Recorded Aug-Sep 1971 at Morgan Studios, Willesden, London
Genre Country rock
Length 4:58
Label RCA Victor
Writer(s) Ray Davies
Producer(s) Ray Davies
The Kinks singles chronology
"20th Century Man"
(1971)
"Muswell Hillbilly"
(Japan, 1972)
"Supersonic Rocket Ship"
(1972)

"Muswell Hillbilly" is a track recorded by British rock band The Kinks. It served as the title track to their 1971 album, Muswell Hillbillies.

Lyrics and Music[edit]

The lyrics of the track "Muswell Hillbilly" see the singer being forced from his London home and into Muswell Hill, a sterilized suburban community. He says his farewells to his friends, including Rosie Rooke, who "wore her Sunday hat so she'd impress [the singer.]" The singer says that "they're gonna try and make [him] change [his] way of living, but they'll never make [him] something that [he's] not," likely referring to the government. He goes on to say, "I'm a Muswell Hillbilly boy, but my heart lies in old West Virginia. Never seen New Orleans, Oklahoma, Tennessee, [but I] still I dream of the Black Hills that I ain't never seen." He explains that "they're putting us in little boxes, No character, just uniformity. They're trying to build a computerised community," but vows that "they'll never make a zombie out of me."
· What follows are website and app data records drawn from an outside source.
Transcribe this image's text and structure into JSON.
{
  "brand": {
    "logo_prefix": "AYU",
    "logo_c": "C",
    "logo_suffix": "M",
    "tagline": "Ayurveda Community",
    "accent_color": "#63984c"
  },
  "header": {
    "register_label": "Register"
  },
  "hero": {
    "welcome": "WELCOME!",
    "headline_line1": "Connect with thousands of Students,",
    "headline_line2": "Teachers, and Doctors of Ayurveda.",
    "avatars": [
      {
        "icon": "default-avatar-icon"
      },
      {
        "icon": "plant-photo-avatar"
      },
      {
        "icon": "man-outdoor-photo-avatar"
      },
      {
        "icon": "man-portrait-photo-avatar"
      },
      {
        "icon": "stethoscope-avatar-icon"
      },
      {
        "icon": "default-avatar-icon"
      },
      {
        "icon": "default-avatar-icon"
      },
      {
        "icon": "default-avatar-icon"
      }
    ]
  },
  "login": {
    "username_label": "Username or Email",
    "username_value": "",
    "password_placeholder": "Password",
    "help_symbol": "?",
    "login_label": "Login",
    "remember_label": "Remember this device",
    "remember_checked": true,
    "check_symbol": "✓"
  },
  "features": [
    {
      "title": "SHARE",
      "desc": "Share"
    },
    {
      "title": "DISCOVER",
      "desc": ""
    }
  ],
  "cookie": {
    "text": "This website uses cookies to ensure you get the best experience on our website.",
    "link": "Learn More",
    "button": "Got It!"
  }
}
The song, like most of the Muswell Hillbillies album, has a country rock flavor. It also has an antiquated style, mostly attributed to the fact that the entire album was recorded with ten year old equipment.[1] Ray Davies handles the lead vocal.

Release and Reception[edit]

Prior to its release, Kinks member Ray Davies intended for the track to be the opening track of a possible film adaptation of the album. However, RCA refused to finance this project, and it was scrapped.[2]

"Muswell Hillbilly" was first released on the Muswell Hillbillies album in 1971, where it was the twelfth and final track. The following year, "Muswell Hillbilly" was released as a single in Japan, backed with "Oklahoma U.S.A.". It has since appeared multiple times on other albums, including Picture Book. It also appeared in live format on Everybody's in Show-Biz (the follow-up to Muswell Hillbillies) and To the Bone.

"Muswell Hillbilly" has generally received positive reviews. Thomas Kitts wrote in his book, Ray Davies: Not Like Everybody Else, that "'Muswell Hillbilly' brings together [the Muswell Hillbillies album's] various musical and thematic motifs." AllMusic's Stephen Thomas Erlewine cited the track as a highlight from the Muswell Hillbillies album.[3] However, in a more critical analysis of the song, Mike Saunders of Rolling Stone said, "The country stuff [on Muswell Hillbillies] is another matter. A portion of it is fine, but some of the songs are so positively uninspired and unenergetic it drives me up the wall. Such as things like the Kinks nasally whining 'I'm a Muswell hillbilly boy, But my heart lies in old West Virginia.'"[4]

References[edit]

  1. ^ DiBlasi 2008, p. 7
  2. ^ Kitts, Thomas M. (2014-05-25). Ray Davies: Not Like Everybody Else. 
  3. ^ Erlewine, Stephen Thomas. "AllMusic". Retrieved 2014-05-26. 
  4. ^ Saunders, Mike. "Rolling Stone". Retrieved 2014-05-26.